:: PROBLEM TO SOLVE ::
Quote all entries in full, exactly.

------ MATERIALS PROVIDED

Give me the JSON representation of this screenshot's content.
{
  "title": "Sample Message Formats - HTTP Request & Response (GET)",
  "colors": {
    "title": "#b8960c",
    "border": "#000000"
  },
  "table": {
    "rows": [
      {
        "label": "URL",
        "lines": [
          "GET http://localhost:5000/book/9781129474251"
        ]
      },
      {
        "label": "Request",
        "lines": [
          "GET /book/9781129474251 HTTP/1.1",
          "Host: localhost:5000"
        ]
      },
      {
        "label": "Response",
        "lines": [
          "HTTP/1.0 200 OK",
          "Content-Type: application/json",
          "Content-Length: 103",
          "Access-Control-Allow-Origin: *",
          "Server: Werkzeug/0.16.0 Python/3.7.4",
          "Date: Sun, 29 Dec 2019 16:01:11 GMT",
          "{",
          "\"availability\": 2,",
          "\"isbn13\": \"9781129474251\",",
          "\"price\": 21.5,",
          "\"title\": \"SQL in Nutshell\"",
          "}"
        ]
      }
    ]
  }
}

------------

:: TASK SOLUTION ::
Give me the JSON representation of this screenshot's content.
{
  "title": "Sample Message Formats - HTTP Request & Response (GET)",
  "colors": {
    "title": "#b8960c",
    "border": "#000000"
  },
  "table": {
    "rows": [
      {
        "label": "URL",
        "lines": [
          "GET http://localhost:5000/book/9781129474251"
        ]
      },
      {
        "label": "Request",
        "lines": [
          "GET /book/9781129474251 HTTP/1.1",
          "Host: localhost:5000"
        ]
      },
      {
        "label": "Response",
        "lines": [
          "HTTP/1.0 200 OK",
          "Content-Type: application/json",
          "Content-Length: 103",
          "Access-Control-Allow-Origin: *",
          "Server: Werkzeug/0.16.0 Python/3.7.4",
          "Date: Sun, 29 Dec 2019 16:01:11 GMT",
          "{",
          "\"availability\": 2,",
          "\"isbn13\": \"9781129474251\",",
          "\"price\": 21.5,",
          "\"title\": \"SQL in Nutshell\"",
          "}"
        ]
      }
    ]
  }
}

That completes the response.